One gets a feel for Vain Shadow‘s characters almost as immediately as they are introduced, as well as of their dreams, desires, and darkest thoughts. Different characters who inhabit different corners of the house as the story goes on are followed; we learn about how they walk, how they stand their ground in a given disagreement, and how they view their own positions within the realm of the family. In the novel, Hervey presents herself as the family’s granddaughter, Joanna, whom Robertson believes is ‘the one character who reveals a capacity for love’. Every person within Vain Shadow‘s pages is flawed in some way, be it within their character, or their negative thoughts of others. This makes it most refreshing to read.
Whilst we never meet the Colonel himself, we learn a lot about him; he comes across as a tyrant, cruel and standoffish, and belligerent, and it is clear as to why the majority of his family were frightened of him. He is cleverly ever-present – whilst discussing funeral arrangements, for instance, ‘It was just as though Grandfather was still there, perhaps always would be there, somewhere… waiting to pounce’.

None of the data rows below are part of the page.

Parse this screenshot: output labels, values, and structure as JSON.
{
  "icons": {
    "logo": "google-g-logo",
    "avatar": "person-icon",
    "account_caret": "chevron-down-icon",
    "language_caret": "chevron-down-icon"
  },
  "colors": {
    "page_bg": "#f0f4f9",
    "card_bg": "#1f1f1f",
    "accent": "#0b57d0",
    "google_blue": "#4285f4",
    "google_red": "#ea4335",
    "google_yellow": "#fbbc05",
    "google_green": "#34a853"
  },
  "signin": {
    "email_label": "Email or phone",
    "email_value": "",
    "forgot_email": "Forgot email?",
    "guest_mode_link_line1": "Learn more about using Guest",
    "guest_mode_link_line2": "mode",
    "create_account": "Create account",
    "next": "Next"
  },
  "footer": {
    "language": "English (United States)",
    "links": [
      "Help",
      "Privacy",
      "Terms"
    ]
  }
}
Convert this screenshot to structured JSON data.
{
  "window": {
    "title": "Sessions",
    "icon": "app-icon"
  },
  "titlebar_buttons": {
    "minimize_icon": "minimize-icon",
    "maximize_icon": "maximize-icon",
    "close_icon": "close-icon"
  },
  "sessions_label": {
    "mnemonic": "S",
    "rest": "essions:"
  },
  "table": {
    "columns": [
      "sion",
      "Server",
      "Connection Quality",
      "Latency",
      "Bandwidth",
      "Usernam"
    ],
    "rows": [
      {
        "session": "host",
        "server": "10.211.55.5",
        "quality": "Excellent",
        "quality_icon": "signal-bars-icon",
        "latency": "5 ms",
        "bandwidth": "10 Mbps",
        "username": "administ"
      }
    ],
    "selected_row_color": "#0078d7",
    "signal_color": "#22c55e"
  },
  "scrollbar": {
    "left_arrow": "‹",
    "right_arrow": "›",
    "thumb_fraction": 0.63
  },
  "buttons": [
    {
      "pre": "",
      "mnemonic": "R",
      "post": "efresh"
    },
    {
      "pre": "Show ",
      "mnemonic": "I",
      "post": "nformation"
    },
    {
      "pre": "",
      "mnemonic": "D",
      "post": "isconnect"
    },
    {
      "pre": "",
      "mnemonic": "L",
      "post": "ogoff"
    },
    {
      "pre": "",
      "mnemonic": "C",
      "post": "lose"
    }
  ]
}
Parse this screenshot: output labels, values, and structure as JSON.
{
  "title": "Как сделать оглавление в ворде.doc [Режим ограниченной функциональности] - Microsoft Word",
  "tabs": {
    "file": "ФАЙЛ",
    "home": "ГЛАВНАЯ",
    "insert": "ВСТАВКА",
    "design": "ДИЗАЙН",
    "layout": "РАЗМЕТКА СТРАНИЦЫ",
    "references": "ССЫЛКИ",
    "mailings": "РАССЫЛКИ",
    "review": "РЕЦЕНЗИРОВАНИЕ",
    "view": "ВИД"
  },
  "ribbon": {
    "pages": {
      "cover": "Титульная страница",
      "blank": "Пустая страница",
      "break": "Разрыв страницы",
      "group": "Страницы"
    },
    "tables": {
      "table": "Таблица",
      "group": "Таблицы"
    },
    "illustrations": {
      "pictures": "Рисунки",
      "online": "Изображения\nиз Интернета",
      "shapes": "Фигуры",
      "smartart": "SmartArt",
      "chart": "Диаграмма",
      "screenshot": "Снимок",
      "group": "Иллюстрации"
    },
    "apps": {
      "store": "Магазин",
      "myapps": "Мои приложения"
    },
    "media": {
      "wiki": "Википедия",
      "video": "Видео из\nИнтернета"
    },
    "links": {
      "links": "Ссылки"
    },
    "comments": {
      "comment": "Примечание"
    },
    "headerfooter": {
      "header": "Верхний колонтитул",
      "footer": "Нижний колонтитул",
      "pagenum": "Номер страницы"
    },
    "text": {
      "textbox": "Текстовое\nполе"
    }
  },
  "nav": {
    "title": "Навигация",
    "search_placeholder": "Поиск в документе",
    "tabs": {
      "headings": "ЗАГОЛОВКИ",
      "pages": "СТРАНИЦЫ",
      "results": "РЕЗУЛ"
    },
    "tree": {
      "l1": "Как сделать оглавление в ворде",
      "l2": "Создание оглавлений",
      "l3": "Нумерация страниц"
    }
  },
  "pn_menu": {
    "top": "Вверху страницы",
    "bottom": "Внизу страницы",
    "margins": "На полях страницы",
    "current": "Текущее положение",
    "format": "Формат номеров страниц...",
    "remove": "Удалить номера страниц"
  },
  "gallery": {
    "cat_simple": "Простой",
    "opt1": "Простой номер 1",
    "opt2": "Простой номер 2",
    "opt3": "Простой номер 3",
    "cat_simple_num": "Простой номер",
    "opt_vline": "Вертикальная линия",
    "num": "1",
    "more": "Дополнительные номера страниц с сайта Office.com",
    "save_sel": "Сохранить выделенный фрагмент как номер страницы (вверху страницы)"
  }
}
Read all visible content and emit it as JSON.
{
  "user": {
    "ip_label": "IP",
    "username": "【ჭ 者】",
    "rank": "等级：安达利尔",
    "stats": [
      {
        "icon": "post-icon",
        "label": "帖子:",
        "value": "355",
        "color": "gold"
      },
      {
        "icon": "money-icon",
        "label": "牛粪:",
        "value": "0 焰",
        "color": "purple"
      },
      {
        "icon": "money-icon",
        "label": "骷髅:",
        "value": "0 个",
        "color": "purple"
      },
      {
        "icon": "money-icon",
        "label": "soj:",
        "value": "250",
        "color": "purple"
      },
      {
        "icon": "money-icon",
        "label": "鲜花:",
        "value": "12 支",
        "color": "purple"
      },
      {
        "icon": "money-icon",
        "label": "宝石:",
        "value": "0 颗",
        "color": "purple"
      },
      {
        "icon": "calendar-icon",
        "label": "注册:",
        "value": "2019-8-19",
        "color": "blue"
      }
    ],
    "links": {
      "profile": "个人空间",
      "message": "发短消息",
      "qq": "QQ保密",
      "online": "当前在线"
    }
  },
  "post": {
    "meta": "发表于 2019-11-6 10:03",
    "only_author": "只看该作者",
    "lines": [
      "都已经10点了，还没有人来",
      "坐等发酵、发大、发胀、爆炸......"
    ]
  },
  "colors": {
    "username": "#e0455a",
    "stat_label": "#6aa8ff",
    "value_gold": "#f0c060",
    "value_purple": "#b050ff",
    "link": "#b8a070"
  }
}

Throughout, Hervey also exemplifies how one’s outer facade rarely reflects their innermost feelings and persona; all of the protagonists here are very focused upon fitting in and appearing to behave properly in any given situation, despite the anguish they invariably feel within. Over breakfast, for instance, ‘They all paused to regard, through Nurse’s eyes, the old man whom alive they had known fierce, intolerant, ever-battling, consecrated now in dying, humble and saintly. Which was the true man; which the shadow?’ The protagonists’ preoccupations with the trivial also come to the fore – Jack, worried about balding; a moment of shared thought about how much the Colonel disliked competition; Harry’s egg not quite cooked to his liking. These thoughts can sometimes overshadow the bigger picture for them all; they continually have to remind one another of the reason as to why they have been brought together, and of the sadness which they should be feeling. The hierarchy within the family shows itself too, particularly with regard to the sons. Brian, who lives nearby, flits in and out of the action, believing himself head and shoulders above his brothers: he ‘looked down on them all from the height of his superior knowledge. They really knew very little about Father’.
The Derbyshire setting has been well evoked, and a dark edge is occasionally introduced to the whole: ‘The house, built three hundred years ago, of stone and slate, stood halfway up a hill, facing undisturbed the fierce gales that from time to time attacked it from the valley, battering at its windows and tearing at the old wisteria which twisted across the front of it like a long, grey snake’.
Vain Shadow is so engaging. Rather than just an overseer, it feels as though the reader is an intrinsic being within the family; we are brought into the thick of conversations, and bouts of important decision-making. Hervey is an incredibly perceptive author; there are swathes of realism here, particularly with regard to the complex familial relationship which exists for the Winthorpe clan. Sharp, surprising and so well written, Vain Shadow is a most fitting addition to the Persephone list. One can only hope that more of Hervey’s work will be published soon.